The mass protest that rocked Egypt on January 25, 2011, was an epoch-making event. For many, the dramatic rising up of hundreds of thousands of ordinary people to shake off the yoke of an authoritarian regime constitutes a bright line that demarcates a long, grim, dark era of stasis from a bright new one of dynamism and change. One could be forgiven, then, for thinking that there was likely to be little continuity between the politics of the old era and the new, for thinking that the Egypt of before the January 25, 2011, revolution – that country known as “Mubarak's Egypt” in much of the scholarly literature (see, e.g., Springborg 1989; Bianchi 1990; Starrett 1991; Brownlee 2002 and Blaydes 2010) – was a different place altogether from the Egypt we experience and examine today.

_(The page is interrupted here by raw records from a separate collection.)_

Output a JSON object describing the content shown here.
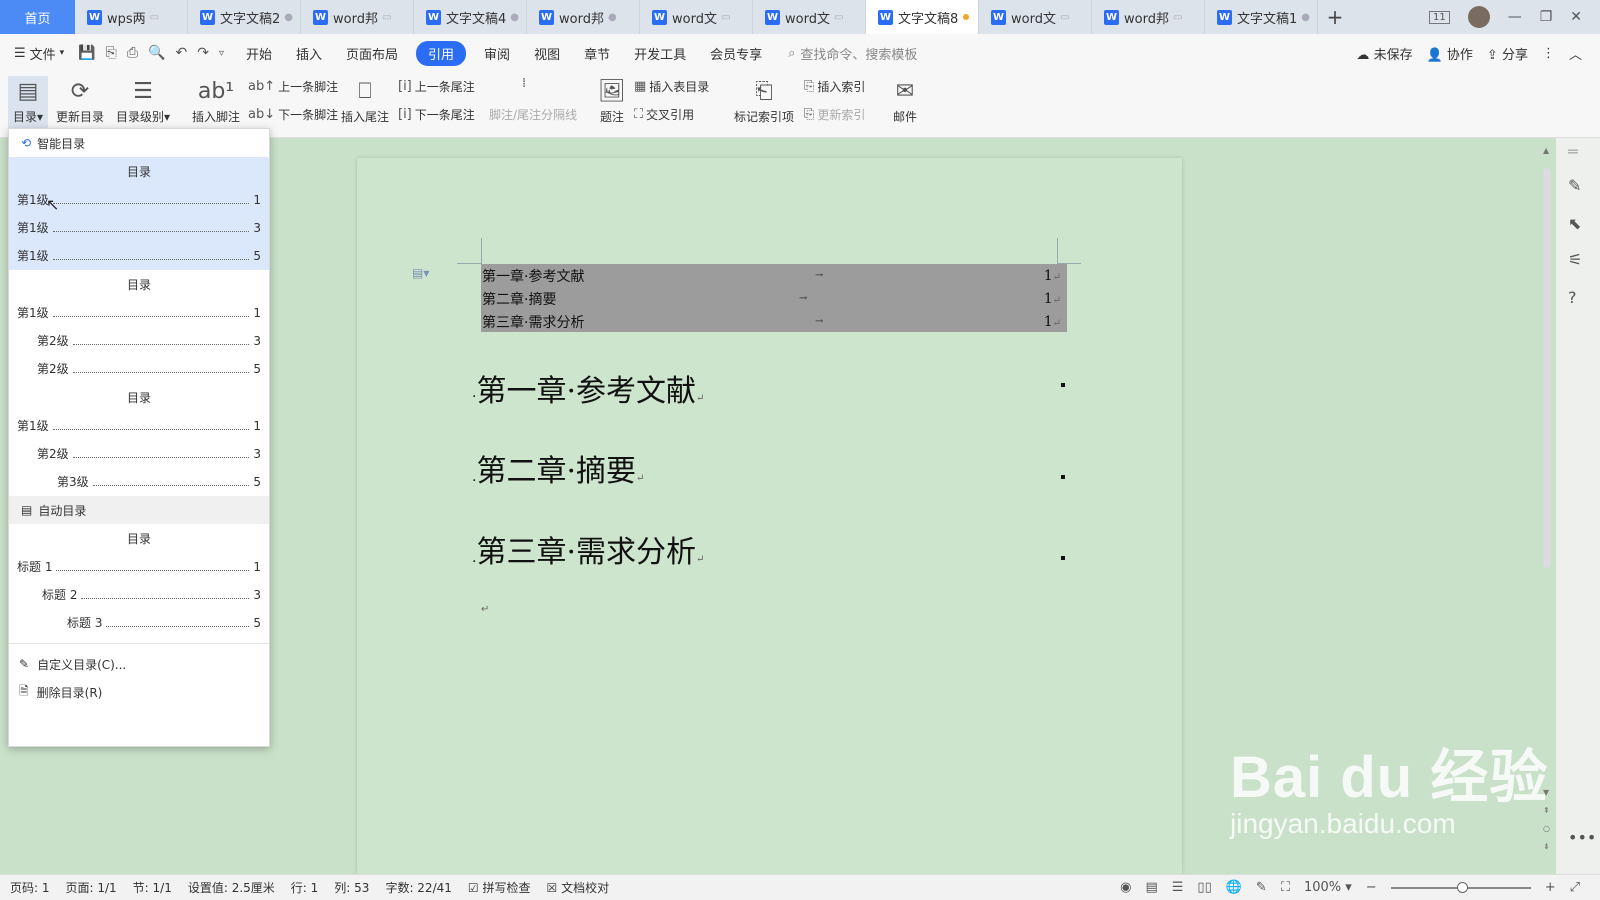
{
  "tabbar": {
    "home": "首页",
    "tabs": [
      {
        "label": "wps两",
        "mark": "▭"
      },
      {
        "label": "文字文稿2",
        "mark": "●"
      },
      {
        "label": "word邦",
        "mark": "▭"
      },
      {
        "label": "文字文稿4",
        "mark": "●"
      },
      {
        "label": "word邦",
        "mark": "●"
      },
      {
        "label": "word文",
        "mark": "▭"
      },
      {
        "label": "word文",
        "mark": "▭"
      },
      {
        "label": "文字文稿8",
        "mark": ""
      },
      {
        "label": "word文",
        "mark": "▭"
      },
      {
        "label": "word邦",
        "mark": "▭"
      },
      {
        "label": "文字文稿1",
        "mark": "●"
      }
    ],
    "add": "+",
    "window_badge": "11",
    "minimize": "—",
    "restore": "❐",
    "close": "✕"
  },
  "menubar": {
    "file": "文件",
    "tabs": [
      "开始",
      "插入",
      "页面布局",
      "引用",
      "审阅",
      "视图",
      "章节",
      "开发工具",
      "会员专享"
    ],
    "active_tab": "引用",
    "search": "查找命令、搜索模板",
    "unsaved": "未保存",
    "collab": "协作",
    "share": "分享"
  },
  "ribbon": {
    "toc": "目录",
    "update_toc": "更新目录",
    "toc_level": "目录级别",
    "insert_footnote": "插入脚注",
    "prev_footnote": "上一条脚注",
    "next_footnote": "下一条脚注",
    "insert_endnote": "插入尾注",
    "prev_endnote": "上一条尾注",
    "next_endnote": "下一条尾注",
    "note_separator": "脚注/尾注分隔线",
    "caption": "题注",
    "insert_table_toc": "插入表目录",
    "cross_ref": "交叉引用",
    "mark_index": "标记索引项",
    "insert_index": "插入索引",
    "update_index": "更新索引",
    "mail": "邮件"
  },
  "dropdown": {
    "smart_toc": "智能目录",
    "auto_toc": "自动目录",
    "custom_toc": "自定义目录(C)...",
    "delete_toc": "删除目录(R)",
    "previews": [
      {
        "title": "目录",
        "lines": [
          {
            "label": "第1级",
            "page": "1",
            "indent": 0
          },
          {
            "label": "第1级",
            "page": "3",
            "indent": 0
          },
          {
            "label": "第1级",
            "page": "5",
            "indent": 0
          }
        ]
      },
      {
        "title": "目录",
        "lines": [
          {
            "label": "第1级",
            "page": "1",
            "indent": 0
          },
          {
            "label": "第2级",
            "page": "3",
            "indent": 1
          },
          {
            "label": "第2级",
            "page": "5",
            "indent": 1
          }
        ]
      },
      {
        "title": "目录",
        "lines": [
          {
            "label": "第1级",
            "page": "1",
            "indent": 0
          },
          {
            "label": "第2级",
            "page": "3",
            "indent": 1
          },
          {
            "label": "第3级",
            "page": "5",
            "indent": 2
          }
        ]
      }
    ],
    "auto_preview": {
      "title": "目录",
      "lines": [
        {
          "label": "标题 1",
          "page": "1",
          "indent": 0
        },
        {
          "label": "标题 2",
          "page": "3",
          "indent": 1
        },
        {
          "label": "标题 3",
          "page": "5",
          "indent": 2
        }
      ]
    }
  },
  "document": {
    "toc_field": [
      {
        "text": "第一章·参考文献",
        "page": "1"
      },
      {
        "text": "第二章·摘要",
        "page": "1"
      },
      {
        "text": "第三章·需求分析",
        "page": "1"
      }
    ],
    "headings": [
      "第一章·参考文献",
      "第二章·摘要",
      "第三章·需求分析"
    ]
  },
  "statusbar": {
    "page_no": "页码: 1",
    "pages": "页面: 1/1",
    "section": "节: 1/1",
    "setting": "设置值: 2.5厘米",
    "row": "行: 1",
    "col": "列: 53",
    "words": "字数: 22/41",
    "spell": "拼写检查",
    "proof": "文档校对",
    "zoom": "100%"
  },
  "watermark": {
    "logo": "Bai du 经验",
    "url": "jingyan.baidu.com"
  },
  "colors": {
    "accent": "#2a6df4",
    "page_bg": "#cde5cd",
    "field_hl": "#9c9c9c",
    "menu_hl": "#dbe8fb"
  }
}
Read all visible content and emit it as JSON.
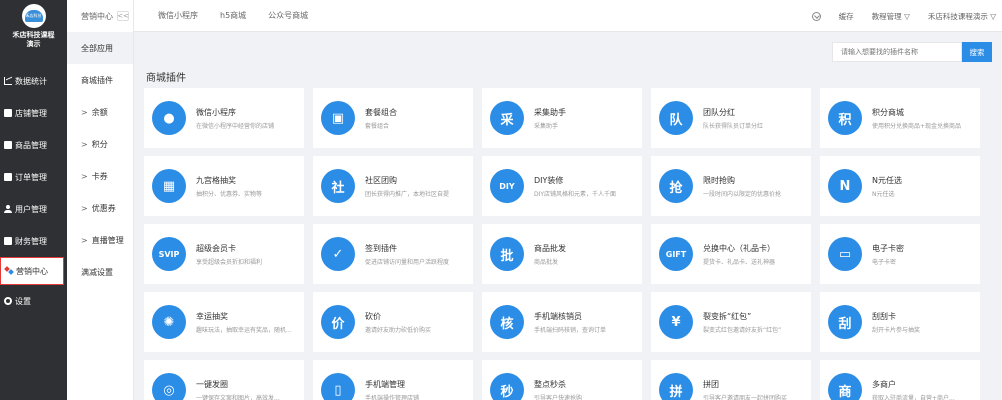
{
  "brand": {
    "logo_text": "禾店科技",
    "name_line1": "禾店科技课程",
    "name_line2": "演示"
  },
  "sidebar": {
    "items": [
      {
        "label": "数据统计",
        "icon": "chart-icon"
      },
      {
        "label": "店铺管理",
        "icon": "store-icon"
      },
      {
        "label": "商品管理",
        "icon": "goods-icon"
      },
      {
        "label": "订单管理",
        "icon": "order-icon"
      },
      {
        "label": "用户管理",
        "icon": "user-icon"
      },
      {
        "label": "财务管理",
        "icon": "finance-icon"
      },
      {
        "label": "营销中心",
        "icon": "marketing-icon",
        "active": true
      },
      {
        "label": "设置",
        "icon": "settings-icon"
      }
    ]
  },
  "subsidebar": {
    "header": "营销中心",
    "collapse": "<<",
    "items": [
      {
        "label": "全部应用",
        "arrow": ""
      },
      {
        "label": "商城插件",
        "arrow": ""
      },
      {
        "label": "余额",
        "arrow": ">"
      },
      {
        "label": "积分",
        "arrow": ">"
      },
      {
        "label": "卡券",
        "arrow": ">"
      },
      {
        "label": "优惠券",
        "arrow": ">"
      },
      {
        "label": "直播管理",
        "arrow": ">"
      },
      {
        "label": "满减设置",
        "arrow": ""
      }
    ]
  },
  "topnav": [
    "微信小程序",
    "h5商城",
    "公众号商城"
  ],
  "topright": {
    "cache": "缓存",
    "admin": "教程管理 ▽",
    "store": "禾店科技课程演示 ▽"
  },
  "search": {
    "placeholder": "请输入想要找的插件名称",
    "button": "搜索"
  },
  "section_title": "商城插件",
  "colors": {
    "accent": "#2b8de6",
    "sidebar_bg": "#2e3033",
    "active_border": "#e53935"
  },
  "plugins": [
    {
      "name": "微信小程序",
      "desc": "在微信小程序中经营你的店铺",
      "icon": "wechat-icon",
      "glyph": "●"
    },
    {
      "name": "套餐组合",
      "desc": "套餐组合",
      "icon": "combo-icon",
      "glyph": "▣"
    },
    {
      "name": "采集助手",
      "desc": "采集助手",
      "icon": "collect-icon",
      "glyph": "采"
    },
    {
      "name": "团队分红",
      "desc": "队长获得队员订单分红",
      "icon": "team-icon",
      "glyph": "队"
    },
    {
      "name": "积分商城",
      "desc": "使用积分兑换商品+现金兑换商品",
      "icon": "points-icon",
      "glyph": "积"
    },
    {
      "name": "九宫格抽奖",
      "desc": "抽积分、优惠券、实物等",
      "icon": "lottery-icon",
      "glyph": "▦"
    },
    {
      "name": "社区团购",
      "desc": "团长获得内推广，本地社区自提",
      "icon": "community-icon",
      "glyph": "社"
    },
    {
      "name": "DIY装修",
      "desc": "DIY店铺风格和元素，千人千面",
      "icon": "diy-icon",
      "glyph": "DIY"
    },
    {
      "name": "限时抢购",
      "desc": "一段时间内以限定的优惠价抢",
      "icon": "flash-sale-icon",
      "glyph": "抢"
    },
    {
      "name": "N元任选",
      "desc": "N元任选",
      "icon": "n-yuan-icon",
      "glyph": "N"
    },
    {
      "name": "超级会员卡",
      "desc": "享受超级会员折扣和福利",
      "icon": "vip-card-icon",
      "glyph": "SVIP"
    },
    {
      "name": "签到插件",
      "desc": "促进店铺访问量和用户活跃程度",
      "icon": "checkin-icon",
      "glyph": "✓"
    },
    {
      "name": "商品批发",
      "desc": "商品批发",
      "icon": "wholesale-icon",
      "glyph": "批"
    },
    {
      "name": "兑换中心（礼品卡）",
      "desc": "提货卡、礼品卡、送礼神器",
      "icon": "gift-card-icon",
      "glyph": "GIFT"
    },
    {
      "name": "电子卡密",
      "desc": "电子卡密",
      "icon": "ecard-icon",
      "glyph": "▭"
    },
    {
      "name": "幸运抽奖",
      "desc": "趣味玩法，抽取幸运有奖品，随机...",
      "icon": "lucky-draw-icon",
      "glyph": "✺"
    },
    {
      "name": "砍价",
      "desc": "邀请好友助力砍低价购买",
      "icon": "bargain-icon",
      "glyph": "价"
    },
    {
      "name": "手机端核销员",
      "desc": "手机端扫码核销，查询订单",
      "icon": "verifier-icon",
      "glyph": "核"
    },
    {
      "name": "裂变拆“红包”",
      "desc": "裂变式红包邀请好友拆“红包”",
      "icon": "red-packet-icon",
      "glyph": "¥"
    },
    {
      "name": "刮刮卡",
      "desc": "刮开卡片参与抽奖",
      "icon": "scratch-icon",
      "glyph": "刮"
    },
    {
      "name": "一键发圈",
      "desc": "一键保存文案和图片，高效发...",
      "icon": "share-icon",
      "glyph": "◎"
    },
    {
      "name": "手机端管理",
      "desc": "手机端操作管理店铺",
      "icon": "mobile-icon",
      "glyph": "▯"
    },
    {
      "name": "整点秒杀",
      "desc": "引导客户快速抢购",
      "icon": "seckill-icon",
      "glyph": "秒"
    },
    {
      "name": "拼团",
      "desc": "引导客户邀请朋友一起拼团购买",
      "icon": "group-buy-icon",
      "glyph": "拼"
    },
    {
      "name": "多商户",
      "desc": "获取入驻商流量，自营+商户...",
      "icon": "multi-store-icon",
      "glyph": "商"
    }
  ]
}
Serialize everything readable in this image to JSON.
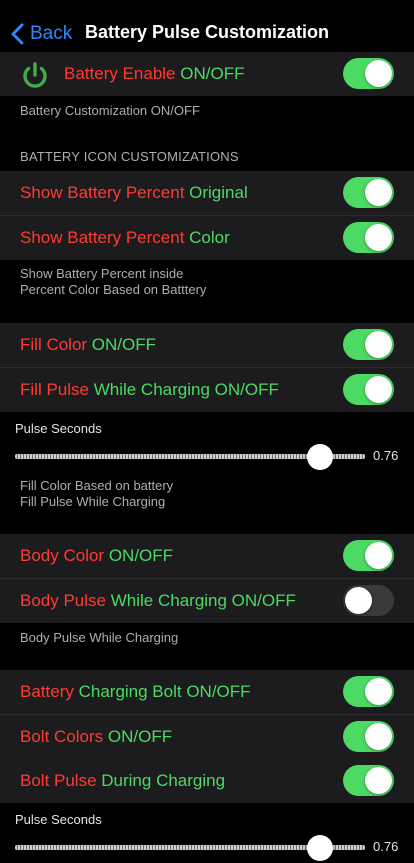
{
  "nav": {
    "back_label": "Back",
    "title": "Battery Pulse Customization"
  },
  "colors": {
    "switch_on": "#4cd964",
    "label_red": "#ff3b30",
    "label_green": "#4cd964",
    "back_blue": "#2f86ff"
  },
  "battery_enable": {
    "label_a": "Battery Enable ",
    "label_b": "ON/OFF",
    "on": true,
    "icon": "power-icon"
  },
  "battery_footer": "Battery Customization ON/OFF",
  "icon_section": {
    "header": "BATTERY ICON CUSTOMIZATIONS",
    "show_percent_original": {
      "label_a": "Show Battery Percent ",
      "label_b": "Original",
      "on": true
    },
    "show_percent_color": {
      "label_a": "Show Battery Percent ",
      "label_b": "Color",
      "on": true
    },
    "footer_line1": "Show Battery Percent inside",
    "footer_line2": "Percent Color Based on Batttery"
  },
  "fill_section": {
    "fill_color": {
      "label_a": "Fill Color ",
      "label_b": "ON/OFF",
      "on": true
    },
    "fill_pulse": {
      "label_a": "Fill Pulse ",
      "label_b": "While Charging ON/OFF",
      "on": true
    },
    "slider_label": "Pulse Seconds",
    "slider_value": "0.76",
    "slider_fraction": 0.87,
    "footer_line1": "Fill Color Based on battery",
    "footer_line2": "Fill Pulse While Charging"
  },
  "body_section": {
    "body_color": {
      "label_a": "Body Color ",
      "label_b": "ON/OFF",
      "on": true
    },
    "body_pulse": {
      "label_a": "Body Pulse ",
      "label_b": "While Charging ON/OFF",
      "on": false
    },
    "footer": "Body Pulse While Charging"
  },
  "bolt_section": {
    "charging_bolt": {
      "label_a": "Battery ",
      "label_b": "Charging Bolt ON/OFF",
      "on": true
    },
    "bolt_colors": {
      "label_a": "Bolt Colors ",
      "label_b": "ON/OFF",
      "on": true
    },
    "bolt_pulse": {
      "label_a": "Bolt Pulse ",
      "label_b": "During Charging",
      "on": true
    },
    "slider_label": "Pulse Seconds",
    "slider_value": "0.76",
    "slider_fraction": 0.87
  }
}
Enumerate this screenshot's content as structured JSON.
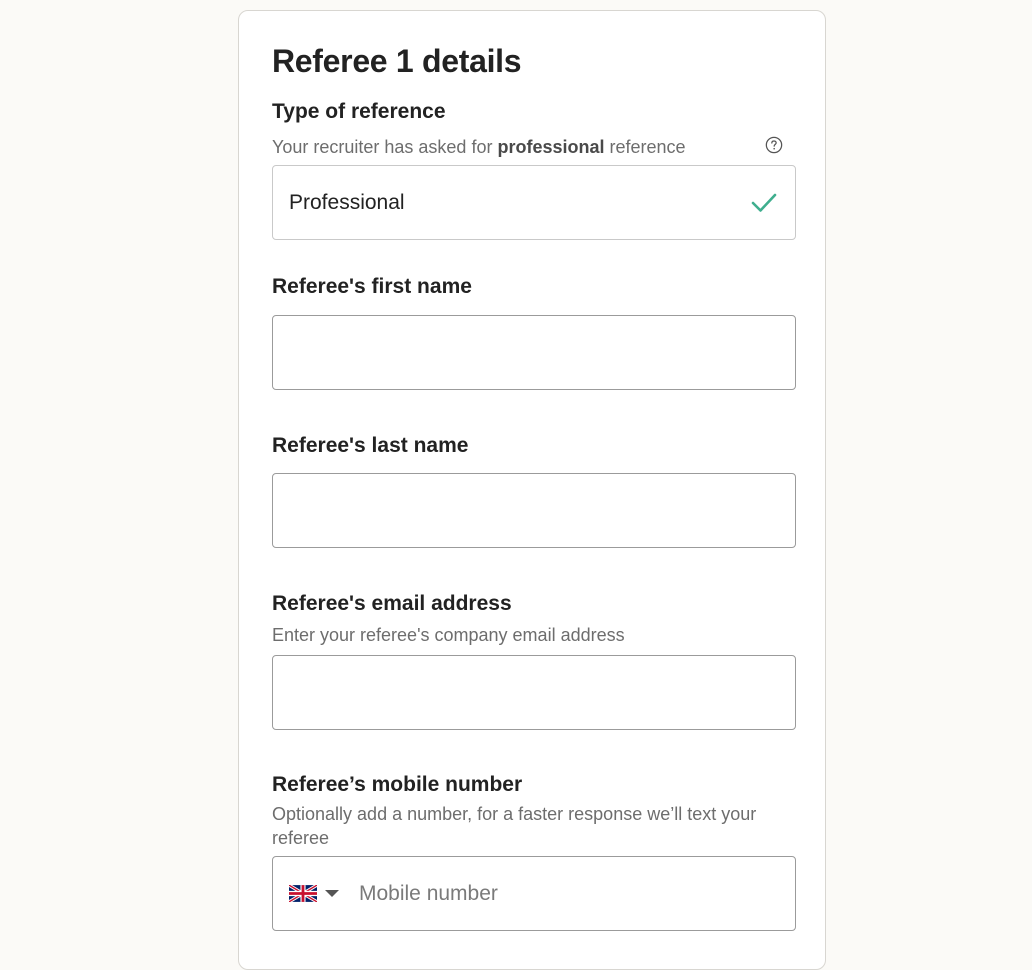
{
  "card": {
    "title": "Referee 1 details"
  },
  "reference_type": {
    "label": "Type of reference",
    "hint_prefix": "Your recruiter has asked for ",
    "hint_bold": "professional",
    "hint_suffix": " reference",
    "selected_value": "Professional",
    "help_icon": "question-circle-icon",
    "check_icon": "check-icon",
    "check_color": "#3fae8e"
  },
  "first_name": {
    "label": "Referee's first name",
    "value": ""
  },
  "last_name": {
    "label": "Referee's last name",
    "value": ""
  },
  "email": {
    "label": "Referee's email address",
    "hint": "Enter your referee's company email address",
    "value": ""
  },
  "mobile": {
    "label": "Referee’s mobile number",
    "hint": "Optionally add a number, for a faster response we’ll text your referee",
    "placeholder": "Mobile number",
    "country_flag": "uk-flag-icon",
    "dropdown_icon": "caret-down-icon",
    "value": ""
  }
}
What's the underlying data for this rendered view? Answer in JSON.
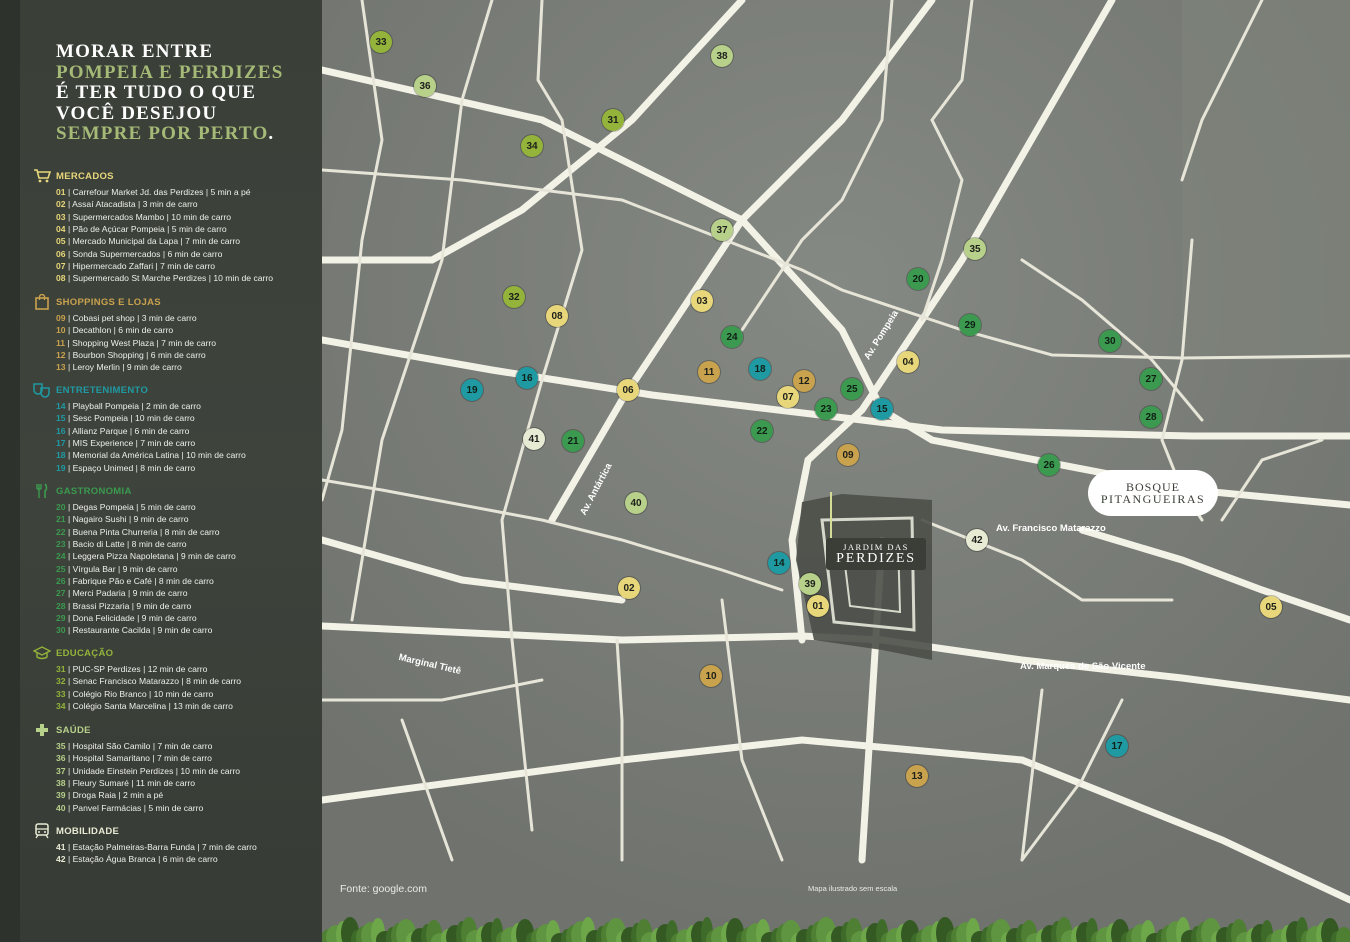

But, for everything that has changed in the land by the Nile, one thing has remained the same: its inhabitants continue to turn their backs on parties of the left. Though the revolution that unseated Mubarak began with the slogan “ʿaysh, ḥurriya, ʿadāla ijtimaʿiyya [bread, freedom, and social justice],” it ended with Islamist electoral victories that brought both the legislative and executive under the sway of religious conservatives. Likewise, during the Mubarak years, that sliver of the legislature that was captured by the opposition never featured more than a handful of leftists. Islamists – or, more specifically, the Muslim Brotherhood – dominated the space allowed to the regime's opponents (Table 2.1).